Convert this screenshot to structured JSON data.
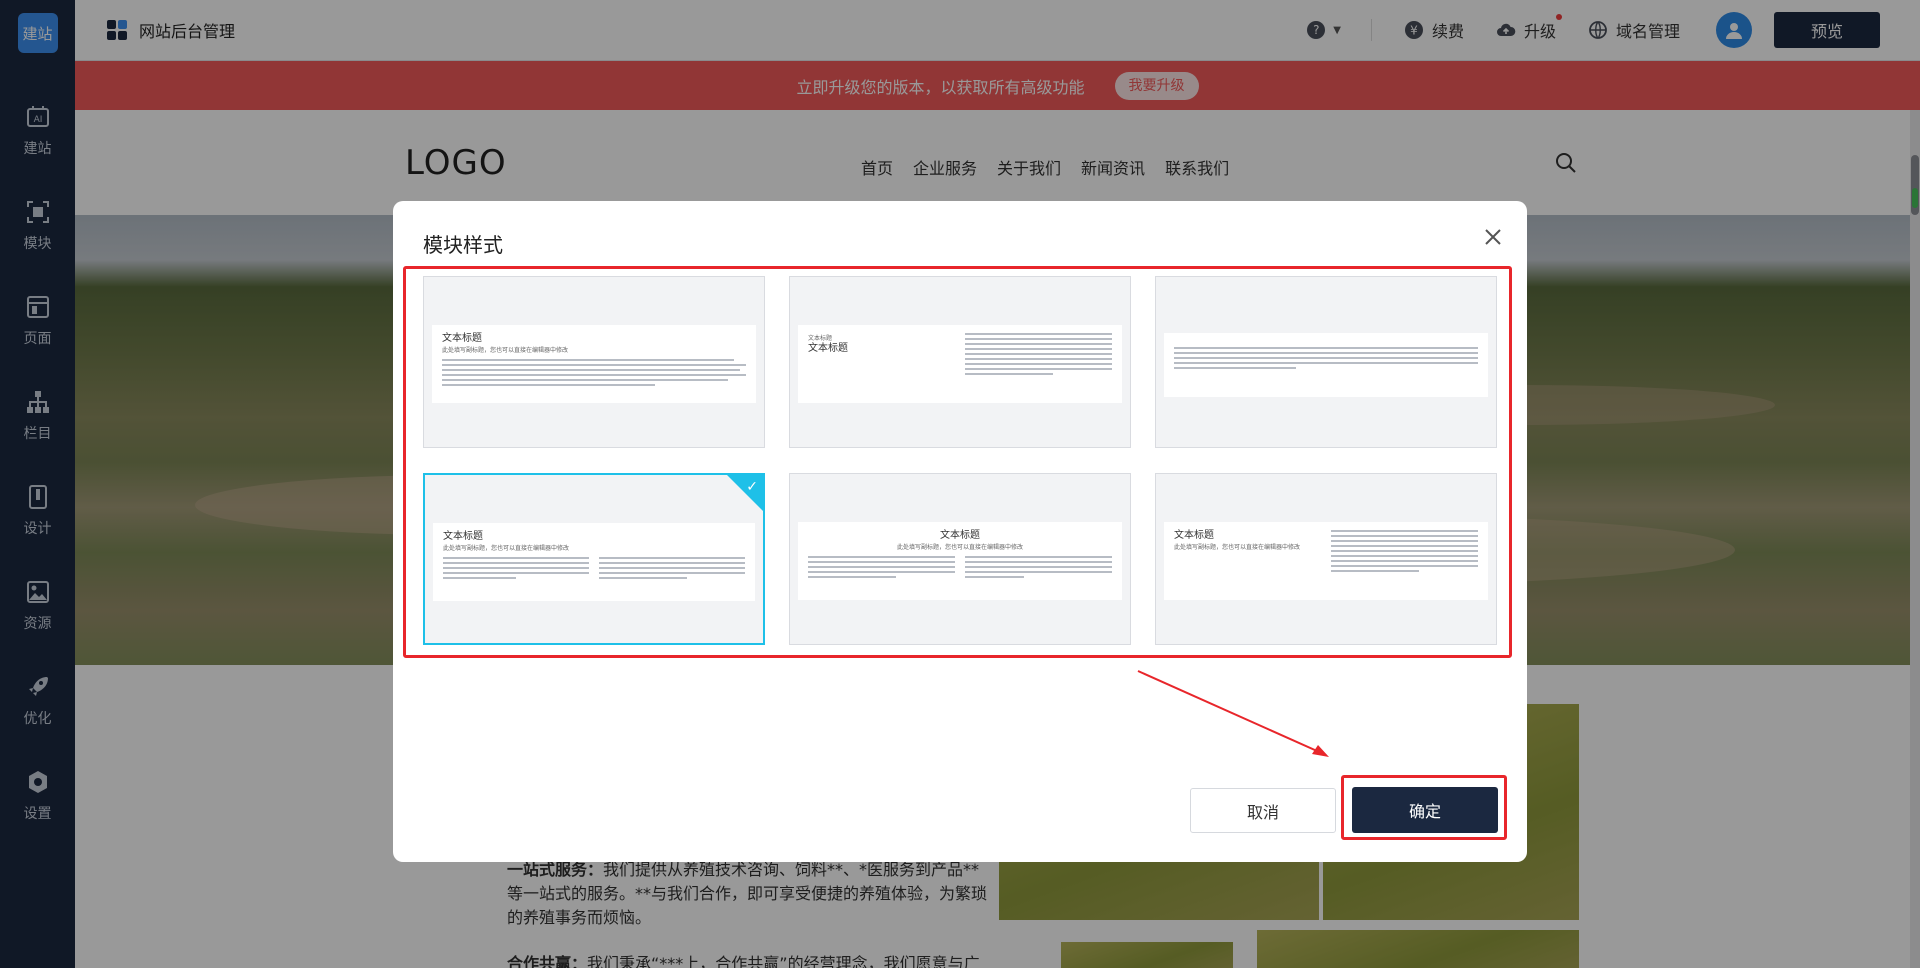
{
  "brand": "建站",
  "sidebar": {
    "items": [
      {
        "label": "建站",
        "icon": "ai-build-icon"
      },
      {
        "label": "模块",
        "icon": "module-icon"
      },
      {
        "label": "页面",
        "icon": "page-icon"
      },
      {
        "label": "栏目",
        "icon": "column-tree-icon"
      },
      {
        "label": "设计",
        "icon": "design-icon"
      },
      {
        "label": "资源",
        "icon": "resource-image-icon"
      },
      {
        "label": "优化",
        "icon": "rocket-icon"
      },
      {
        "label": "设置",
        "icon": "settings-icon"
      }
    ]
  },
  "header": {
    "title": "网站后台管理",
    "help": "?",
    "renew": "续费",
    "upgrade": "升级",
    "domain": "域名管理",
    "preview": "预览"
  },
  "banner": {
    "text": "立即升级您的版本，以获取所有高级功能",
    "button": "我要升级"
  },
  "site": {
    "logo": "LOGO",
    "nav": [
      "首页",
      "企业服务",
      "关于我们",
      "新闻资讯",
      "联系我们"
    ],
    "paragraph1_bold": "一站式服务：",
    "paragraph1": "我们提供从养殖技术咨询、饲料**、*医服务到产品**等一站式的服务。**与我们合作，即可享受便捷的养殖体验，为繁琐的养殖事务而烦恼。",
    "paragraph2_bold": "合作共赢：",
    "paragraph2": "我们秉承“***上，合作共赢”的经营理念，我们愿意与广"
  },
  "modal": {
    "title": "模块样式",
    "cards": [
      {
        "head": "文本标题",
        "sub": "此处填写副标题，您也可以直接在编辑器中修改",
        "layout": "single"
      },
      {
        "head": "文本标题",
        "sub": "文本标题",
        "layout": "split"
      },
      {
        "head": "",
        "sub": "",
        "layout": "text-only"
      },
      {
        "head": "文本标题",
        "sub": "此处填写副标题，您也可以直接在编辑器中修改",
        "layout": "two-col",
        "selected": true
      },
      {
        "head": "文本标题",
        "sub": "此处填写副标题，您也可以直接在编辑器中修改",
        "layout": "centered-two-col"
      },
      {
        "head": "文本标题",
        "sub": "此处填写副标题，您也可以直接在编辑器中修改",
        "layout": "split"
      }
    ],
    "cancel": "取消",
    "confirm": "确定"
  },
  "colors": {
    "sidebar": "#1b2840",
    "accent": "#1ec0e8",
    "banner": "#f25a5a",
    "annotation": "#e8262b"
  }
}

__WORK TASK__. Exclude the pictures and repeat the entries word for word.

__ANSWER TO THE EXERCISE__.
Convert this screenshot to structured JSON data.
{
  "brand": "建站",
  "sidebar": {
    "items": [
      {
        "label": "建站",
        "icon": "ai-build-icon"
      },
      {
        "label": "模块",
        "icon": "module-icon"
      },
      {
        "label": "页面",
        "icon": "page-icon"
      },
      {
        "label": "栏目",
        "icon": "column-tree-icon"
      },
      {
        "label": "设计",
        "icon": "design-icon"
      },
      {
        "label": "资源",
        "icon": "resource-image-icon"
      },
      {
        "label": "优化",
        "icon": "rocket-icon"
      },
      {
        "label": "设置",
        "icon": "settings-icon"
      }
    ]
  },
  "header": {
    "title": "网站后台管理",
    "help": "?",
    "renew": "续费",
    "upgrade": "升级",
    "domain": "域名管理",
    "preview": "预览"
  },
  "banner": {
    "text": "立即升级您的版本，以获取所有高级功能",
    "button": "我要升级"
  },
  "site": {
    "logo": "LOGO",
    "nav": [
      "首页",
      "企业服务",
      "关于我们",
      "新闻资讯",
      "联系我们"
    ],
    "paragraph1_bold": "一站式服务：",
    "paragraph1": "我们提供从养殖技术咨询、饲料**、*医服务到产品**等一站式的服务。**与我们合作，即可享受便捷的养殖体验，为繁琐的养殖事务而烦恼。",
    "paragraph2_bold": "合作共赢：",
    "paragraph2": "我们秉承“***上，合作共赢”的经营理念，我们愿意与广"
  },
  "modal": {
    "title": "模块样式",
    "cards": [
      {
        "head": "文本标题",
        "sub": "此处填写副标题，您也可以直接在编辑器中修改",
        "layout": "single"
      },
      {
        "head": "文本标题",
        "sub": "文本标题",
        "layout": "split"
      },
      {
        "head": "",
        "sub": "",
        "layout": "text-only"
      },
      {
        "head": "文本标题",
        "sub": "此处填写副标题，您也可以直接在编辑器中修改",
        "layout": "two-col",
        "selected": true
      },
      {
        "head": "文本标题",
        "sub": "此处填写副标题，您也可以直接在编辑器中修改",
        "layout": "centered-two-col"
      },
      {
        "head": "文本标题",
        "sub": "此处填写副标题，您也可以直接在编辑器中修改",
        "layout": "split"
      }
    ],
    "cancel": "取消",
    "confirm": "确定"
  },
  "colors": {
    "sidebar": "#1b2840",
    "accent": "#1ec0e8",
    "banner": "#f25a5a",
    "annotation": "#e8262b"
  }
}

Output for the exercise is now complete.